EXERCISE BRIEF:
Every line holding the string "status" is to be copied from the entries below.

(Element data from apps and pages)
■ ■ ■
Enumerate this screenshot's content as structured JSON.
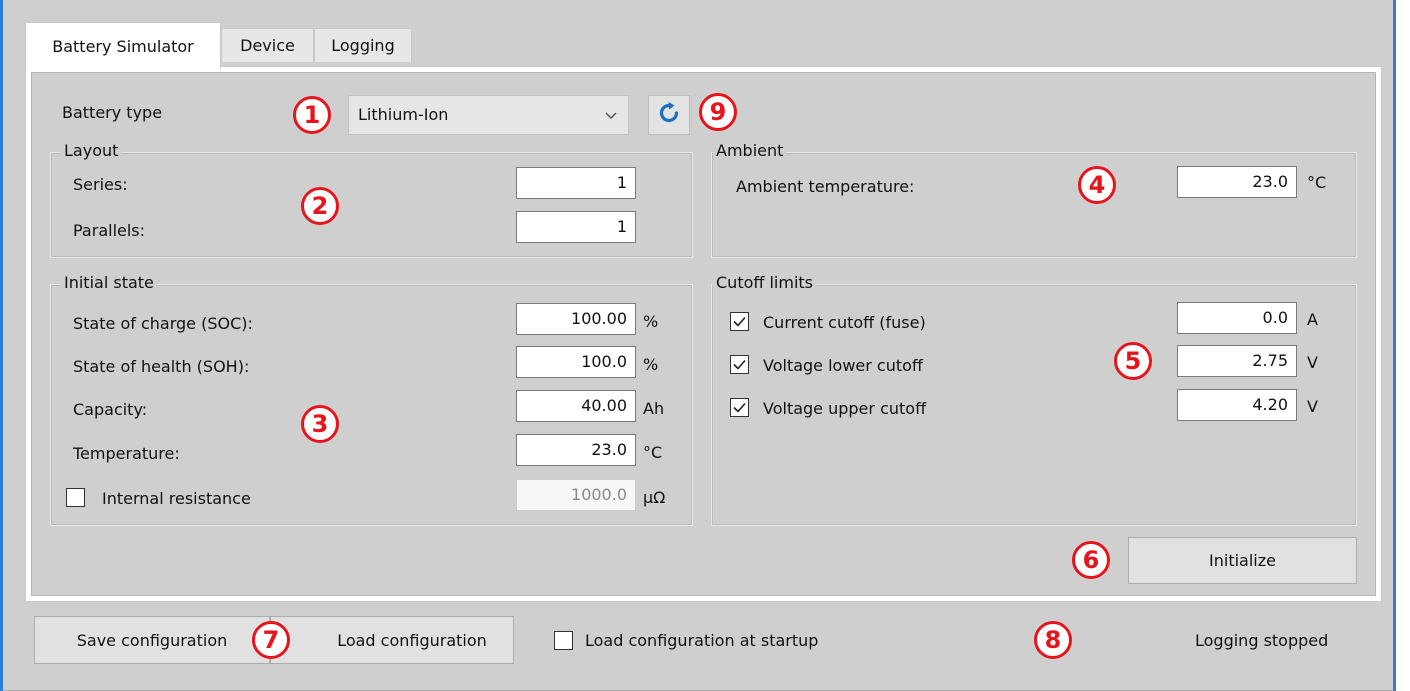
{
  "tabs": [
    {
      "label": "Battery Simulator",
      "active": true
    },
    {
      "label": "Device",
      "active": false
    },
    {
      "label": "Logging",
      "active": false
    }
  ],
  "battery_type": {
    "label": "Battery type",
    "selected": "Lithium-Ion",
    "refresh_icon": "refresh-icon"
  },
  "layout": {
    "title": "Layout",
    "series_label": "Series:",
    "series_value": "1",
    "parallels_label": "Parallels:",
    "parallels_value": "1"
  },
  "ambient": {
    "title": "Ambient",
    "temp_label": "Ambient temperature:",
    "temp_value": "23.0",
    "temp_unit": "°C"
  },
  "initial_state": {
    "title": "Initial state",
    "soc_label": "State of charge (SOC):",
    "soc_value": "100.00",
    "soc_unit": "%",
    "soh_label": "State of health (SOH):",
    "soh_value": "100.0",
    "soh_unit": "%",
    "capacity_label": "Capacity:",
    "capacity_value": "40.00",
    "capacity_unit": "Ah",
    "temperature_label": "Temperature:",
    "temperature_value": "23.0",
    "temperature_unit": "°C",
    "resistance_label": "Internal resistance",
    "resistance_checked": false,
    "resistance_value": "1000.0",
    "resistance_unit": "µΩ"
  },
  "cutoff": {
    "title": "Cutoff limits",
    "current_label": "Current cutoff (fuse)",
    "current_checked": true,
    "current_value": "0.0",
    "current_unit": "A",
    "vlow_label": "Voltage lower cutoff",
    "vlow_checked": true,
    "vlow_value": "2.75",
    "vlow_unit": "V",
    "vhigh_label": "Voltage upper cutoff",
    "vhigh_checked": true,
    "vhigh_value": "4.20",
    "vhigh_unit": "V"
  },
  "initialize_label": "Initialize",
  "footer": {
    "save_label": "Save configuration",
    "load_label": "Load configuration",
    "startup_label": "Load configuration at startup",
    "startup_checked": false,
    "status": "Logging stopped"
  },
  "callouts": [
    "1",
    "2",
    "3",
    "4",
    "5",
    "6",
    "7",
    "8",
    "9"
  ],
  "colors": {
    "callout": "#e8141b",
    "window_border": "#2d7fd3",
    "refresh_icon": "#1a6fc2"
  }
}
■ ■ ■
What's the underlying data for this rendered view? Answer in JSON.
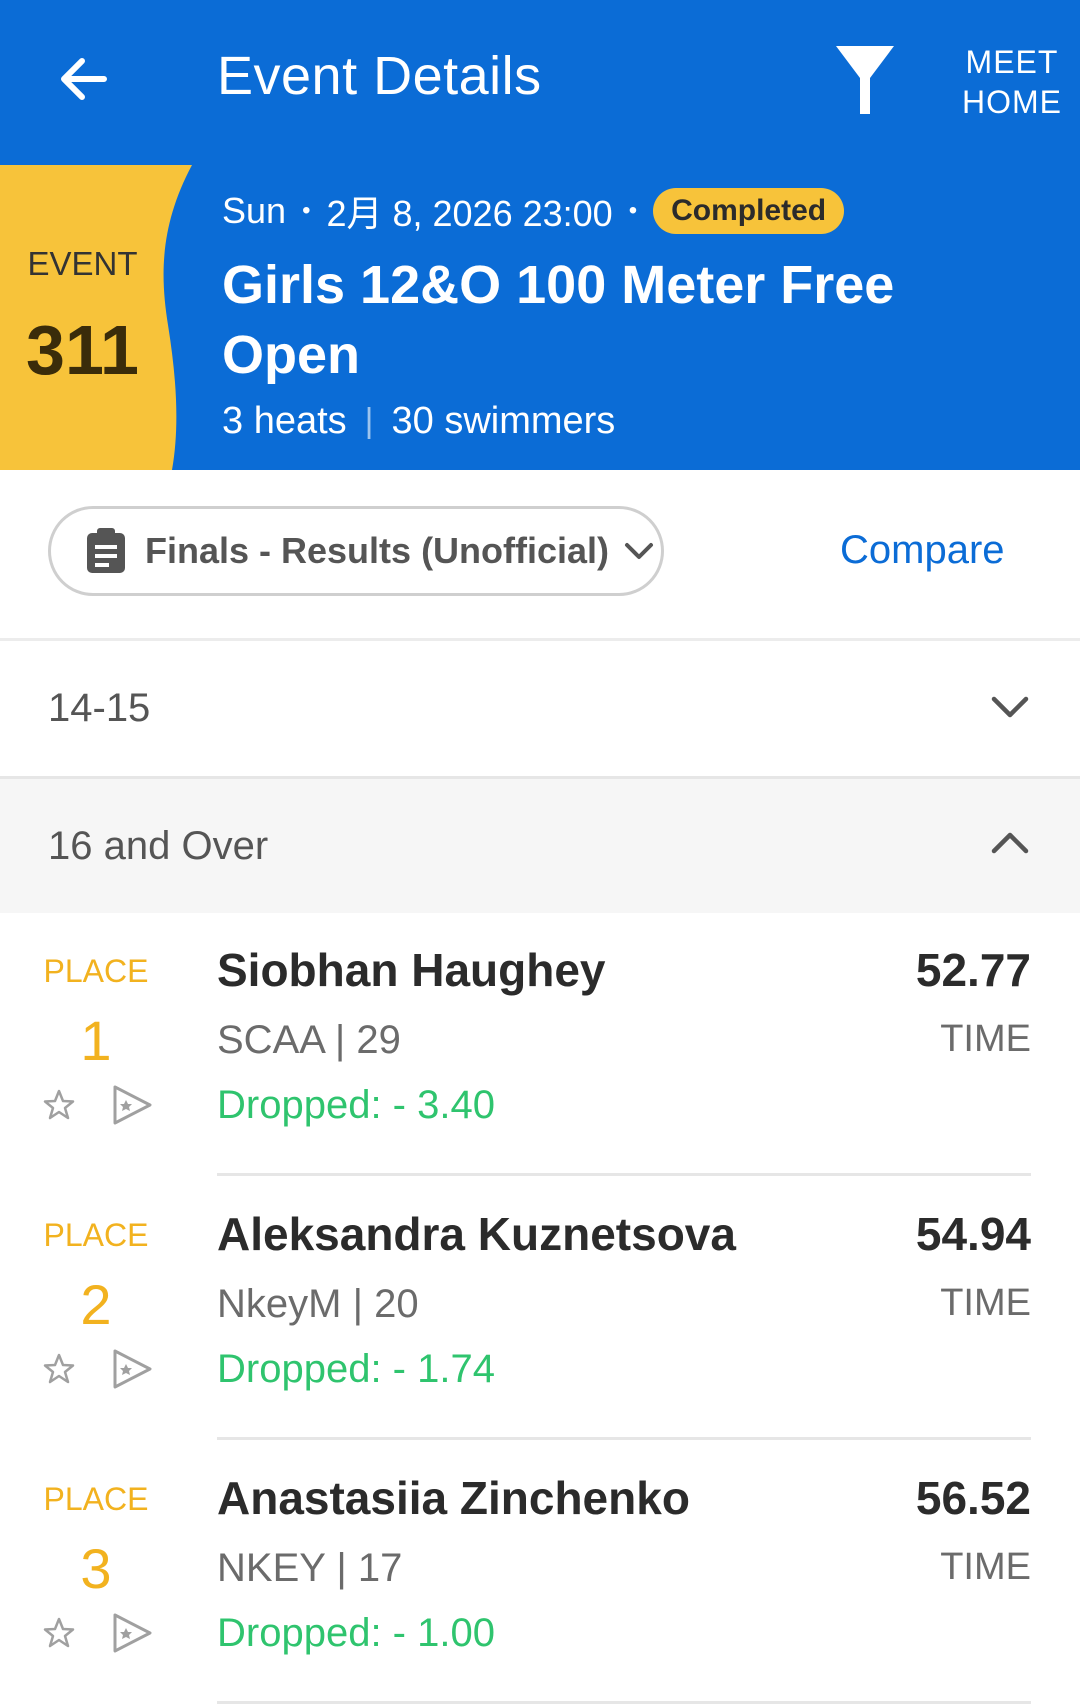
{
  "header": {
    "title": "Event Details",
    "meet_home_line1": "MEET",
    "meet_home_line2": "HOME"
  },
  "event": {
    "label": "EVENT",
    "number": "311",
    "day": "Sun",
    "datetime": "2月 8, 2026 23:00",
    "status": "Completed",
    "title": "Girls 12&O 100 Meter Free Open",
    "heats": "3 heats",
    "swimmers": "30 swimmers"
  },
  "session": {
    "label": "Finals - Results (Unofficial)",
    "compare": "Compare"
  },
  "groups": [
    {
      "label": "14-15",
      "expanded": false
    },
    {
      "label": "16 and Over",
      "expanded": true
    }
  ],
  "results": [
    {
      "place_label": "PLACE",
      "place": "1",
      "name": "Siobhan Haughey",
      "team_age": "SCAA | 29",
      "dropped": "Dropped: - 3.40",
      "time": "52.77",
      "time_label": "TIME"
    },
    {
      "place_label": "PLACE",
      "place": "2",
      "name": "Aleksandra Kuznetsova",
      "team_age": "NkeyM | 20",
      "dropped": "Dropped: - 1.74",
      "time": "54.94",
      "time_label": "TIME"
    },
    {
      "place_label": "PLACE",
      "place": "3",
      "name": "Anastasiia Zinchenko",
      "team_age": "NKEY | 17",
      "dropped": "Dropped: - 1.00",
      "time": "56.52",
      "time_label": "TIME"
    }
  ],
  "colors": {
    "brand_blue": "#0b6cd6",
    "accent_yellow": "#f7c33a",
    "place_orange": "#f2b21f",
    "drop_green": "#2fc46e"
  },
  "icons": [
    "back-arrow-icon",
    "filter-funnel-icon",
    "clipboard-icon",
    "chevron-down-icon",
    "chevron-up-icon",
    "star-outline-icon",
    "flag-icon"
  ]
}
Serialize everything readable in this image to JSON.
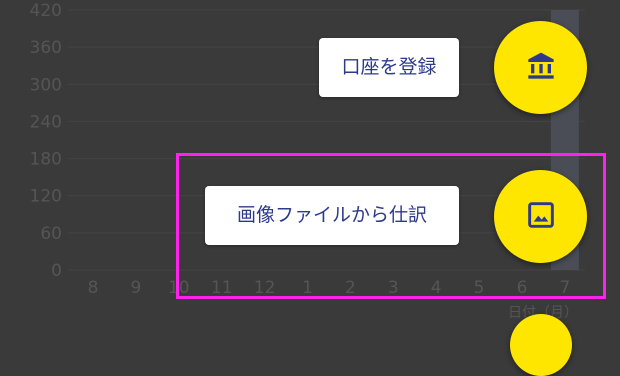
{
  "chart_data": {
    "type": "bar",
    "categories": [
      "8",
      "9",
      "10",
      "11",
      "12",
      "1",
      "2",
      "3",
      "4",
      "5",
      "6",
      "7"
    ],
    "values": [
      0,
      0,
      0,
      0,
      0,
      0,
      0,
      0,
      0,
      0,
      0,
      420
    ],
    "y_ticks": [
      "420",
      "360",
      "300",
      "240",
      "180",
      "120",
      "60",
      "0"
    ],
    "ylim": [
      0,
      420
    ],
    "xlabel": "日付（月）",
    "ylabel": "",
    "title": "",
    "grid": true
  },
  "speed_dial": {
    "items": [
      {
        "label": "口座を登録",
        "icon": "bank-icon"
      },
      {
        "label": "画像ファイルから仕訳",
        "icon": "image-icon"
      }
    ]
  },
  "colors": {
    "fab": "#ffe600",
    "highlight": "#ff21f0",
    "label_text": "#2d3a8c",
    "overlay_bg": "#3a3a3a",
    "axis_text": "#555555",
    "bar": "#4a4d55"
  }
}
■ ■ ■
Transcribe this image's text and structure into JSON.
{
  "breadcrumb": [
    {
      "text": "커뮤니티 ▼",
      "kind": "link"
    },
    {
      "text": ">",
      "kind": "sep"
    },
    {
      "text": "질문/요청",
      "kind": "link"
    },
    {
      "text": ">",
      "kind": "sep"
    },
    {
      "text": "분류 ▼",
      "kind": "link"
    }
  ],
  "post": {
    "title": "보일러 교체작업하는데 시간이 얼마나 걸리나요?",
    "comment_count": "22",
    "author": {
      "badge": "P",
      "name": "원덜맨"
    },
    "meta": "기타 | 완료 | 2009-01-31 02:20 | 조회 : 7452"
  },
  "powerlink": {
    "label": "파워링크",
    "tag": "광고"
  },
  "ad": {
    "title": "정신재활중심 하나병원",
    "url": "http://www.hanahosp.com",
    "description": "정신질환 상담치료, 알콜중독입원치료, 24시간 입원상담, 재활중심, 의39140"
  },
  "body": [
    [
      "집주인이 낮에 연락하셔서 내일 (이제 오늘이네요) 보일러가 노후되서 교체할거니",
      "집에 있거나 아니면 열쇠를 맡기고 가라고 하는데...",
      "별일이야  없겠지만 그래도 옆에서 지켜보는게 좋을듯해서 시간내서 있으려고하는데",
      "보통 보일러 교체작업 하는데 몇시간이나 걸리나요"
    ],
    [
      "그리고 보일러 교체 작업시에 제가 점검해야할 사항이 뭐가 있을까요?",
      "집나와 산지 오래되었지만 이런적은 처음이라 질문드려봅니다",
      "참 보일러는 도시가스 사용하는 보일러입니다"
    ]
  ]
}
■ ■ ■
COMPLETED TASK:
    "status": "Logging stopped"
    "status": "Completed",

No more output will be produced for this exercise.